Today I wanted to talk about three things you’ll see on the pansy for our pixel shading project. I’ve completed the lightest and darkest yellow, the darkest violet, the center, and most of the medium violet. The next post, in two weeks, will finish the project.
Stitching with Hand-dyed Threads
Although it may not look obvious to you in the skein almost all hand-dyed threads have some variation in color. It can be very subtle, like the variation in the left petal of the medium violet. It can only be a small patch, like the dark violet in the middle petal. It can be pretty extensive, as the dark yellow on the right petal.
It’s subtle that is until you stitch in Basketweave. Stitches made in diagonal rows amplify the color changes. Basketweave is the worst offender. Because you are stitching in diagonal rows, the stitches in one row sit between the stitches of the adjacent rows. When there is a color difference between the rows, the result is a dotted line of one of the colors. The greater the variation, the worse this looks. Even if the variation is subtle, this method of making Tent will draw attention to the changes.
That’s why I always recommend stitching with hand-dyed threads in Continental. Because this stitch is made in straight lines, the color changes don’t draw attention to themselves. It’s easy to see what I mean in these three samples in a very loud overdye above.
Because Continental can be stitched in vertical or horizontal rows, you will want to pick stitch directions that match what you are stitching. I could see from the dark violet and the painting on the canvas that the movement of color was from the center to the outside of the petals. That means the side petals are stitched with horizontal rows, the picture of the left petal above shows this clearly. The bottom petal should be stitched in vertical rows. This stitching is not as clear-cut as it should be because I decided this partway through. Because the rows are short I got clumps of color instead of lines, which is another way to handle overdyes (learn about it here).
Filling in Skipped Stitches

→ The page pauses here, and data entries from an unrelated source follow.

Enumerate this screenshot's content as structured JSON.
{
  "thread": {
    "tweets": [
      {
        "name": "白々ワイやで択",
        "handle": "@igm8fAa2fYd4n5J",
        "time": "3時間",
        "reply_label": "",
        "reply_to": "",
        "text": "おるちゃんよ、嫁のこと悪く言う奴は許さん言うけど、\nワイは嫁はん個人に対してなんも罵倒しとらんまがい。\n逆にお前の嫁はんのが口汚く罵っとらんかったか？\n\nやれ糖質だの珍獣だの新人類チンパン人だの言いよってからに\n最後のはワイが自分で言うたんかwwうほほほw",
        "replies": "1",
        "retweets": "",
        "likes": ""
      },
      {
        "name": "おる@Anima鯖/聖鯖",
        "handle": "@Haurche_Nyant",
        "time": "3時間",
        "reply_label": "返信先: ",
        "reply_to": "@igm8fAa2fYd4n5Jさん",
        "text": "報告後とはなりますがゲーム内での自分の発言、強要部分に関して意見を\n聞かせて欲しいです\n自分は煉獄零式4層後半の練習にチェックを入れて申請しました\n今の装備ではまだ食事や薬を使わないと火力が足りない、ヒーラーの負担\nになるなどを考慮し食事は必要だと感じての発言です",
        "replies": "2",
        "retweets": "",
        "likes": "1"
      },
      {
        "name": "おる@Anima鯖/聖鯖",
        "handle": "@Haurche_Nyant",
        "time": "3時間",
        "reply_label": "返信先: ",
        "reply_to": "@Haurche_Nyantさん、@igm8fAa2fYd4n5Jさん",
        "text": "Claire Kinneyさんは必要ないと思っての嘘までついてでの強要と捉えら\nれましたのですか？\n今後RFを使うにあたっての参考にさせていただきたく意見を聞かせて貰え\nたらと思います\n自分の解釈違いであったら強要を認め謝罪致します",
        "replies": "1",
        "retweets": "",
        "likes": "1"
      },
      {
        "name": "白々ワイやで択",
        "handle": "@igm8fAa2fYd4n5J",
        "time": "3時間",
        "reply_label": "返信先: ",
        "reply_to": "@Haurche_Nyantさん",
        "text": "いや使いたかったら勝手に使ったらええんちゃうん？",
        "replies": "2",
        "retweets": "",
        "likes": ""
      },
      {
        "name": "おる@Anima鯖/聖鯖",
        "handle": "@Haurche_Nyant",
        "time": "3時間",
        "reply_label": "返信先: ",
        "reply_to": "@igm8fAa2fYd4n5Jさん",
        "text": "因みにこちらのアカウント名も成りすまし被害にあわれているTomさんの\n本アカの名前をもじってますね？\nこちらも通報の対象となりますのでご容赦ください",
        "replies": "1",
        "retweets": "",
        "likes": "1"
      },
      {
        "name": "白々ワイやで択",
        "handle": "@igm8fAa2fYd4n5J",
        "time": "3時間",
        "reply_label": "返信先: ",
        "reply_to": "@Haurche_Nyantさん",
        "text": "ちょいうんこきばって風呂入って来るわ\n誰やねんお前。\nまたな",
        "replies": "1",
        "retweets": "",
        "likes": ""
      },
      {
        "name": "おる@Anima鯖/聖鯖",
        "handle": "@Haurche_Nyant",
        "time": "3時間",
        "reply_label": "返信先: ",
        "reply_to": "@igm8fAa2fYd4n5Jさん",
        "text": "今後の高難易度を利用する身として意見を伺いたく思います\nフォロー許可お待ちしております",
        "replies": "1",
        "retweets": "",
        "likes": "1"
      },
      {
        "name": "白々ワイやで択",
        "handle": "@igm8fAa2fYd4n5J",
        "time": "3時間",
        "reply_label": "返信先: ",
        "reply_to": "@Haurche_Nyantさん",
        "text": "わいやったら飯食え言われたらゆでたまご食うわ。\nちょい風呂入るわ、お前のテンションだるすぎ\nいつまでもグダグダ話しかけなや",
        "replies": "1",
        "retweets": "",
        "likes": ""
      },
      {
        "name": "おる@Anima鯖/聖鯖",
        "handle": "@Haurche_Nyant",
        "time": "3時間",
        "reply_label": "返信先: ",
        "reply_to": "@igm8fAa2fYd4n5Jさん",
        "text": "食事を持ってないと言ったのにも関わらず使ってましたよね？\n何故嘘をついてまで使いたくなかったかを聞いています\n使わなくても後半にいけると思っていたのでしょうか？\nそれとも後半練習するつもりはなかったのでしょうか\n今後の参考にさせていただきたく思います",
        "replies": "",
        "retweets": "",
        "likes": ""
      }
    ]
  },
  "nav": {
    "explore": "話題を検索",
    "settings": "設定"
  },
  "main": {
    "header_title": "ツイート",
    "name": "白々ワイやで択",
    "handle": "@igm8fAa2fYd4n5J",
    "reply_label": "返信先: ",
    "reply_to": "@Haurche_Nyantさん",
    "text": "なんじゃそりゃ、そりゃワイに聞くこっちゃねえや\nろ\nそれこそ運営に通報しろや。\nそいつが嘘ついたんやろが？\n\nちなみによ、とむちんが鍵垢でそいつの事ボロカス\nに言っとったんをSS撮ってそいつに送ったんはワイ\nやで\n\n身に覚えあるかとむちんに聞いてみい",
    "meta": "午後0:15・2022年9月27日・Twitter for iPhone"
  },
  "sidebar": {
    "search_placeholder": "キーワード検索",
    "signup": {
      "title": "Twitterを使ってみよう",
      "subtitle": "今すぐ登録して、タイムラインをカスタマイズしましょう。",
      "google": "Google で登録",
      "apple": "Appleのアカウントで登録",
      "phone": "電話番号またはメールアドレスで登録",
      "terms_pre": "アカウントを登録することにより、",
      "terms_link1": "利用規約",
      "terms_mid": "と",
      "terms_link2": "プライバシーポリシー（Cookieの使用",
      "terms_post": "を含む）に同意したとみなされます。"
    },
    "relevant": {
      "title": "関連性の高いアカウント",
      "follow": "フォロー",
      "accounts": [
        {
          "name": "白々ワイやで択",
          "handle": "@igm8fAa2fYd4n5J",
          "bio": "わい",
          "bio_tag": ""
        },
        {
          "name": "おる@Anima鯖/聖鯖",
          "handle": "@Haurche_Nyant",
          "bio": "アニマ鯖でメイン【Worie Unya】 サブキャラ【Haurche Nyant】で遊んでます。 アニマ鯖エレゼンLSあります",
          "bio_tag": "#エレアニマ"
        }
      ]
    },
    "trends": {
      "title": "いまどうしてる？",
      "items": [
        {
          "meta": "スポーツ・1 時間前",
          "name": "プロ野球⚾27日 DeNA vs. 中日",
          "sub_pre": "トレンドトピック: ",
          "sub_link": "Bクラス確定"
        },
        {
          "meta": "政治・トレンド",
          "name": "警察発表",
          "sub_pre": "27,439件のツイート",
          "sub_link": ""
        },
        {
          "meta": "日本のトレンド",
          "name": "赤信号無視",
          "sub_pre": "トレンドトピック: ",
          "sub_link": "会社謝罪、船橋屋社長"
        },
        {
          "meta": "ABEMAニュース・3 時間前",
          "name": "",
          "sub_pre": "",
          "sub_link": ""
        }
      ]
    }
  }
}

One aspect of pixel shading that makes it work is the scattering of stitches in the adjacent color. When you have not stitched that color yet, this is easy to do. You can clearly see the uneven edges and scattered stitches of the medium violet in the areas stitched.
But filling in those skipped spaces can be tough. You can see on the right petal where I filled in medium violet inside the dark violet.
This process is best left for a time when you have strong light and possibly even a magnifier. It can be hard to get these stitches correctly placed and with good tension. I always leave stitching these areas until daytime in bright light (these were stitched outside). I also sometimes find that thinning my thread helps when the scattered stitches look too big.
Once you have completed your project, use a magnifying glass to go over it, looking for skipped stitches; these scattered stitches are easy to miss.
Stitching the Middle Last
If you are feeling uncomfortable about the edges when you re pixel shading, a great technique is to stitch the areas on each side of a color. I did this on the left yellow petal. Because you are not filling in adjacent areas, it’s easy to make uneven edges. While the uneven edges of the dark yellow were obvious, stitching the light yellow means the filling in the medium yellow will go very easily. On the right petal everything is that color. On the left petal I only have to fill in the missing stitches.
I like to use this method when I am someplace where it’s easy to stitch so I can do the fill-in stitches where it isn’t quite as easy. This makes for some stressless needlepoint that is a welcome break from the concentration I’ll need to finish the middle violet petal. It’s the only one with all four shades of violet.
The last post on this project will be on August 26.